Posted on March 31, 2015 by Louise Szczerb
For most young and involved Jews growing up in Israel, Europe or North America a trip to Poland is a formative part of their Jewish journey. In Israel they call it a ‘Tiyul Shorashim’, a trip designed to help you discover your roots.
Although many of my mother’s mother’s family were part of the 98% of Salonikan Jewry murdered by the Nazis, for me personally, these few days to Turkey have been my chance to rediscover by roots.
How could it not be? In the Sephardi tradition of naming after grandparents living or deceased, my Hebrew is name, Malka, for my grandmother Reine, who was named for her grandmother, Sultana Curiel, who was named in honor of the Sultan of the Ottoman Empire.
Sultana was born in Izmir, she married my great great grandfather David Nessim from Salonika and together they moved and settled in Alexandria where trade was booming thanks to the opening of the Suez Canal in 1869. As the story goes, Sultana was an extremely holy woman – before the neighborhood synagogue of Sporting, Alexandria was built, the local minyan was held at her villa and people came from far and wide to ask for her advice, blessings and Kabbalistic insights. My father was the third generation born in Egypt, but in 1956 was forced to leave as part of Nasser’s expulsion.
On my mother’s side, my great grandmother Flore Amargi was born in Samsoun on the Black Sea. She married my great grandfather Haim Yeni from Salonika (For the Pardes team, I’ll translate: Yeni – means ‘new’ in Turkish – and possibly reflected their status as new citizens in the Empire). The story of the Yeni’s took a different course and they ended up in France leaving loved ones behind as the clouds of war loomed in Europe.
Fast forward almost a century and I was born and brought up in London where the majority of the community are Ashkenazi Jews. However, the much smaller and much older Spanish and Portuguese synagogue where I grew up, was always a huge source of pride and has become an integral part of my Jewish identity. Our particular customs, prayers, foods – including Sultana’s recipe for haroset which I will be making next week – are unique, and we were taught to cherish that.
As I began thinking about this trip and simultaneously began my Pesach preparations in Israel, I was reminded of a famous midrash:
Midrash Vayikra Rabba 32:5: Our ancestors were redeemed from Egypt because they did not change their names, their language or their clothes.
Although, I am certainly not comparing the Ashkenazim in London to the Egyptian slave masters, it seems to me that maintaining those very things that make us special and different and remaining part of a distinct group even when you are the minority, holds the key to our survival in difficult, and sometimes dangerous exiles.
The stories of Avraham, Yitzchak and Yaakov can also help us to understand our relationships to previous and to future generations. Each of the avot had a different role in history, each with their own challenges and difficulties, and each representing a different stage in the process which eventually culminated in the creation of the Jewish people.
Avraham was the first; he was the beginning. He arrives as a lone voice in a lonely desert; the world is full of idolatry, with many gods worshiping the world of nature.
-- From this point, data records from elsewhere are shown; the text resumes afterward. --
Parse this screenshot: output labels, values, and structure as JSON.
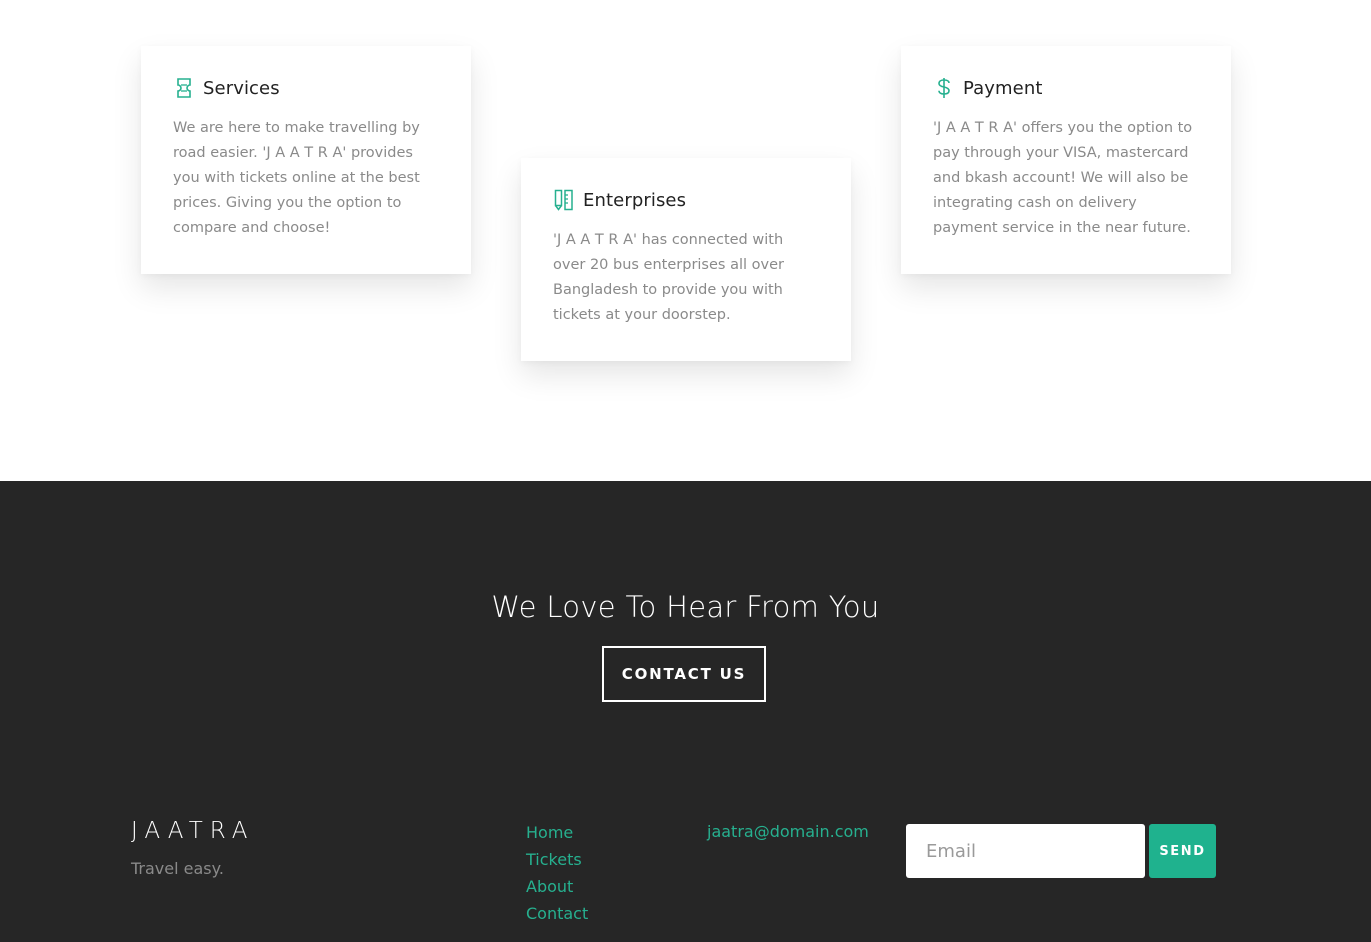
{
  "colors": {
    "accent": "#26b08f",
    "dark_bg": "#262626",
    "text_muted": "#8a8a8a"
  },
  "features": [
    {
      "icon": "ticket-icon",
      "title": "Services",
      "text": "We are here to make travelling by road easier. 'J A A T R A' provides you with tickets online at the best prices. Giving you the option to compare and choose!"
    },
    {
      "icon": "enterprise-tools-icon",
      "title": "Enterprises",
      "text": "'J A A T R A' has connected with over 20 bus enterprises all over Bangladesh to provide you with tickets at your doorstep."
    },
    {
      "icon": "dollar-icon",
      "title": "Payment",
      "text": "'J A A T R A' offers you the option to pay through your VISA, mastercard and bkash account! We will also be integrating cash on delivery payment service in the near future."
    }
  ],
  "cta": {
    "title": "We Love To Hear From You",
    "button_label": "CONTACT US"
  },
  "footer": {
    "brand": "JAATRA",
    "tagline": "Travel easy.",
    "nav": [
      "Home",
      "Tickets",
      "About",
      "Contact"
    ],
    "email": "jaatra@domain.com",
    "newsletter": {
      "placeholder": "Email",
      "button_label": "SEND"
    }
  }
}
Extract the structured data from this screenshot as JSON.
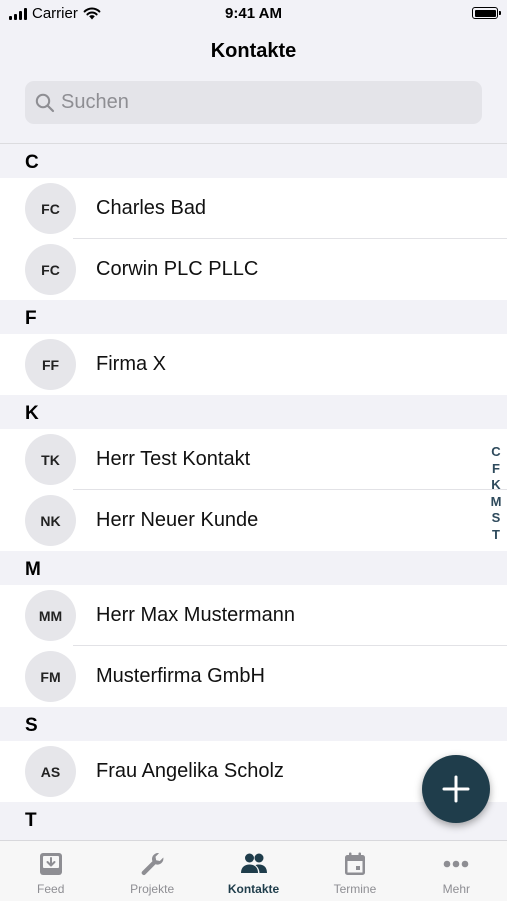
{
  "status_bar": {
    "carrier": "Carrier",
    "time": "9:41 AM"
  },
  "nav": {
    "title": "Kontakte"
  },
  "search": {
    "placeholder": "Suchen"
  },
  "sections": [
    {
      "letter": "C",
      "contacts": [
        {
          "initials": "FC",
          "name": "Charles Bad"
        },
        {
          "initials": "FC",
          "name": "Corwin PLC PLLC"
        }
      ]
    },
    {
      "letter": "F",
      "contacts": [
        {
          "initials": "FF",
          "name": "Firma X"
        }
      ]
    },
    {
      "letter": "K",
      "contacts": [
        {
          "initials": "TK",
          "name": "Herr Test Kontakt"
        },
        {
          "initials": "NK",
          "name": "Herr Neuer Kunde"
        }
      ]
    },
    {
      "letter": "M",
      "contacts": [
        {
          "initials": "MM",
          "name": "Herr Max Mustermann"
        },
        {
          "initials": "FM",
          "name": "Musterfirma GmbH"
        }
      ]
    },
    {
      "letter": "S",
      "contacts": [
        {
          "initials": "AS",
          "name": "Frau Angelika Scholz"
        }
      ]
    },
    {
      "letter": "T",
      "contacts": []
    }
  ],
  "section_index": [
    "C",
    "F",
    "K",
    "M",
    "S",
    "T"
  ],
  "fab": {
    "icon": "plus-icon"
  },
  "tabs": [
    {
      "label": "Feed",
      "icon": "feed-icon",
      "active": false
    },
    {
      "label": "Projekte",
      "icon": "wrench-icon",
      "active": false
    },
    {
      "label": "Kontakte",
      "icon": "people-icon",
      "active": true
    },
    {
      "label": "Termine",
      "icon": "calendar-icon",
      "active": false
    },
    {
      "label": "Mehr",
      "icon": "more-icon",
      "active": false
    }
  ],
  "colors": {
    "accent": "#1f3d4b",
    "inactive_tab": "#8e8e93",
    "background": "#f2f2f7",
    "avatar": "#e6e6ea"
  }
}
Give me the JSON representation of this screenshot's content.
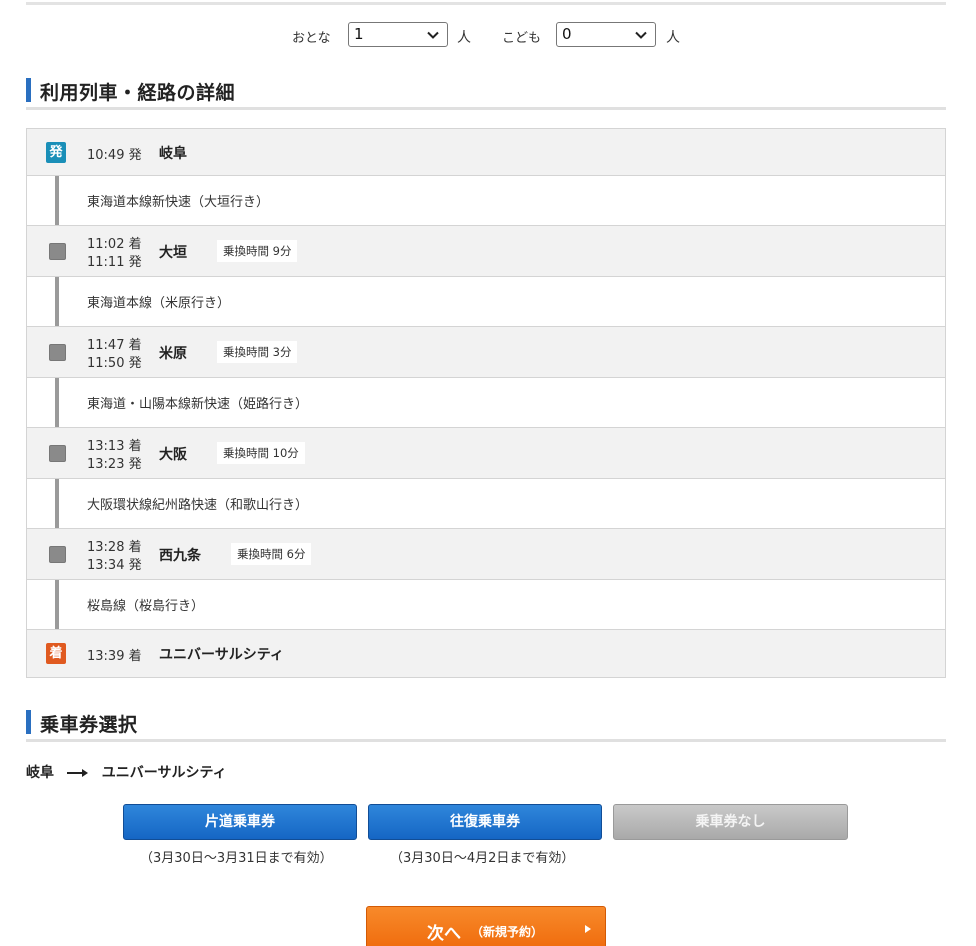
{
  "passengers": {
    "adult_label": "おとな",
    "adult_value": "1",
    "child_label": "こども",
    "child_value": "0",
    "unit": "人"
  },
  "route_section": {
    "title": "利用列車・経路の詳細",
    "departure": {
      "badge": "発",
      "time": "10:49 発",
      "station": "岐阜"
    },
    "lines": [
      "東海道本線新快速（大垣行き）",
      "東海道本線（米原行き）",
      "東海道・山陽本線新快速（姫路行き）",
      "大阪環状線紀州路快速（和歌山行き）",
      "桜島線（桜島行き）"
    ],
    "transfers": [
      {
        "arr": "11:02 着",
        "dep": "11:11 発",
        "station": "大垣",
        "xfer": "乗換時間 9分"
      },
      {
        "arr": "11:47 着",
        "dep": "11:50 発",
        "station": "米原",
        "xfer": "乗換時間 3分"
      },
      {
        "arr": "13:13 着",
        "dep": "13:23 発",
        "station": "大阪",
        "xfer": "乗換時間 10分"
      },
      {
        "arr": "13:28 着",
        "dep": "13:34 発",
        "station": "西九条",
        "xfer": "乗換時間 6分"
      }
    ],
    "arrival": {
      "badge": "着",
      "time": "13:39 着",
      "station": "ユニバーサルシティ"
    }
  },
  "ticket_section": {
    "title": "乗車券選択",
    "from": "岐阜",
    "to": "ユニバーサルシティ",
    "oneway_label": "片道乗車券",
    "oneway_valid": "（3月30日～3月31日まで有効）",
    "round_label": "往復乗車券",
    "round_valid": "（3月30日～4月2日まで有効）",
    "none_label": "乗車券なし"
  },
  "next_button": {
    "main": "次へ",
    "sub": "（新規予約）"
  },
  "colors": {
    "accent_blue": "#2a6fc0",
    "depart_badge": "#1a8fb8",
    "arrive_badge": "#e05a20",
    "next_orange": "#f27a16"
  }
}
Avraham’s mission is to introduce the idea that there is One God who created the world with one ethical code, guiding us towards peace and coexistence. Avraham is about this intense outward energy and new ideas that capture the world. He is constantly being tested, always journeying. He arrives in Israel, travels the land, only to have to go down to Egypt as the result of a famine. He fights wars, he climbs mountains and ultimately brings into the world the first Jewish child.
But…the Jewish people is not yet ready to be born. Yitzchak is the second generation; he is the one who has to follow up. He does not have the privilege of being the founder of this new idea, but he is the one challenged with the task of making sure it does not die and carries weight of making it a reality. Whereas Avraham digs wells and signs treaties, Yitzchak simply re-digs the wells his father has already dug. And THAT is the entire point: his life’s mission is to be the continuation of the work his father started. And this re-digging and preservation of traditions, is perhaps the most difficult part of the journey; it is neither the departure, which holds with it the excitement of embarking on a new path for the unknown, nor is it the fulfillment of arrival that Yaacov later witnesses, with the knowledge that the long hard journey has been worthwhile.
To bring these stories back to us here as individuals and thinking about the importance of family roots, I’d like to suggest the idea that at different stages in our own lives we need to draw on character traits from all three of the our forefathers. Like Avraham, we need to be ambitious and contribute to moving the world forward through new ideas and aiming high with our own lifework. In other realms and at other times, we need to be a Yitzchak, re-digging old wells, looking back and drawing strength from the achievements and traditions of generations before us. But throughout, we need to have a bit of Yaacov’s vision and faith and do our part to secure the future of Am Yisrael.